Noh Reimagined 2020 – Spirits of Flowers explores how man exists within and as part of the natural world. In Japan, the worship of kami (deity spirits) encompass the spirits of flowers and plants that appear in many Noh stories.
Sumida River is a classic Japanese Noh play written by Kanze Motomasa (c.1401 – 1432) and performed as part of Noh Reimagined 2020. The play has inspired Japanese and Western artists through the ages, from Chikamatsu Monzaemon’s puppet play Futago Sumidagawa (1720) to Benjamin Britten’s opera Curlew River (1964).
In this special production by What More? Productions, Sumida River has been given a 21st century makeover, mixing in British sign language used by deaf performers to create a drama of gestural intensity. Sumida River in Sign Language builds bridges between two eras, two cultures, two cities, two rivers. As environmental awareness climbs up the political agenda, the production suggests our failure to hear the song of the river and the plight of the natural world.
A mother, mad with grief, arrives at Sumida River in Musashi province looking for her son kidnapped by child slave traders. As the Ferryman takes her across the water in his boat, they see a gathering of mourners on the opposite shore attending a memorial service for a boy who perished by the river a year previously. This turns out to be the woman’s missing son and during her lament and invocation to Buddha, his ghost appears from out the grassy burial mound before vanishing with the dawn.
The costumes are designed by Sophie Ruth Donaldson and strongly emphasise the natural world of the river and the wild regions the Mother has travelled through. Her kimono has lost its Kyoto allure and has become vegetal, with a growth of bamboo on her rain hat.
The Mound is designed by Harriott Knuckles and features scattered cherry blossoms and births a ghost.
The Creative Team
Director Naohiko Umewaka trained with his father Naoyoshi Umewaka, appearing in his first Noh role at the age of nine. Umewaka has composed, choreographed, and directed new Noh plays including The Baptism of Jesus, performed before Pope John Paul II in the Vatican Palace on Christmas Eve 1988. In addition to numerous roles in productions staged by the Umewaka theatre troupe, Naohiko Umewaka appeared as Emperor Hirohito in the 1995 film Hiroshima.
Deaf artist Chisato Minamimura plays the lead role of Mother. Her recent work includes Scored in Silence, a performance with digital animations exploring the experience of deaf survivors of the Hiroshima and Nagasaki bombings in 1945.
Deaf performer Alex Nowak plays the role of Ferryman. He uses both speech and British Sign Language and has worked extensively in film and theatre. He co-founded the Matara Deaf Film and Arts Festival in Sri Lanka and also signs in Sri Lankan.

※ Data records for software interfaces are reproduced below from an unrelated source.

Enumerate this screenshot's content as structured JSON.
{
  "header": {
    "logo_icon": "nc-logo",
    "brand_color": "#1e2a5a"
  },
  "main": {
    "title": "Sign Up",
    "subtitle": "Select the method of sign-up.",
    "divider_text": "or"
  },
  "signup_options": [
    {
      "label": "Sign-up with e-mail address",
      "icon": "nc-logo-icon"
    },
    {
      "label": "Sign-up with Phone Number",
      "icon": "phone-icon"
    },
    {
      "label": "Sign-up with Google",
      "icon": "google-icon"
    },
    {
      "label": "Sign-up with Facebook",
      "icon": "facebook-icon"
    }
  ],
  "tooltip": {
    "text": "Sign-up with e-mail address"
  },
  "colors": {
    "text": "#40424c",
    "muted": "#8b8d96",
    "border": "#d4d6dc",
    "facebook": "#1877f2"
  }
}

Percussionist Joji Hirota’s career spans more than 30 years and 10 solo albums. Born in Hokkaido, Japan, he travelled to Europe and joined The Lindsay Kemp Dance Company in 1976, writing and performing music for the company’s production of Onnagata which won a Time Out Award. Hirota also founded his own company Joji Hirota and Taiko Drummers to perform Japanese traditional and contemporary Taiko music worldwide.
Costume designer and maker Sophie Ruth Donaldson has worked both in the UK and internationally for the past 10 years. Initially designing for theatre, dance, opera, film and TV, she now specialises in costume for contemporary dance and performance. In 2015 her work was chosen to be exhibited at The Prague Quadrennial of Performance Design & Space. sophieruthdonaldson.com
Prop-maker and knitter Harriott Knuckles worked as a set builder but now focuses on smaller scale textile pieces and props. Winner of Waltham Forest’s 2018 Art Road Show for a giant-sized human heart made from assorted materials, she went on to create a larger-than-life human brain for the Alzheimer’s Society. She has worked for What More? Productions, making props for the Knitting Pattern play.
What More? Productions was founded by Deborah Nash in 2016 to create highly visual theatre connecting history and ritual with the present day. The Knitting Pattern play (Theatre503, 2017) centered on the activity of knitting to dramatise the unravelling of traditional hierarchies through the lives of an aristocrat and a cross-dressing spy during the French Revolution. whatmoreproductions.co.uk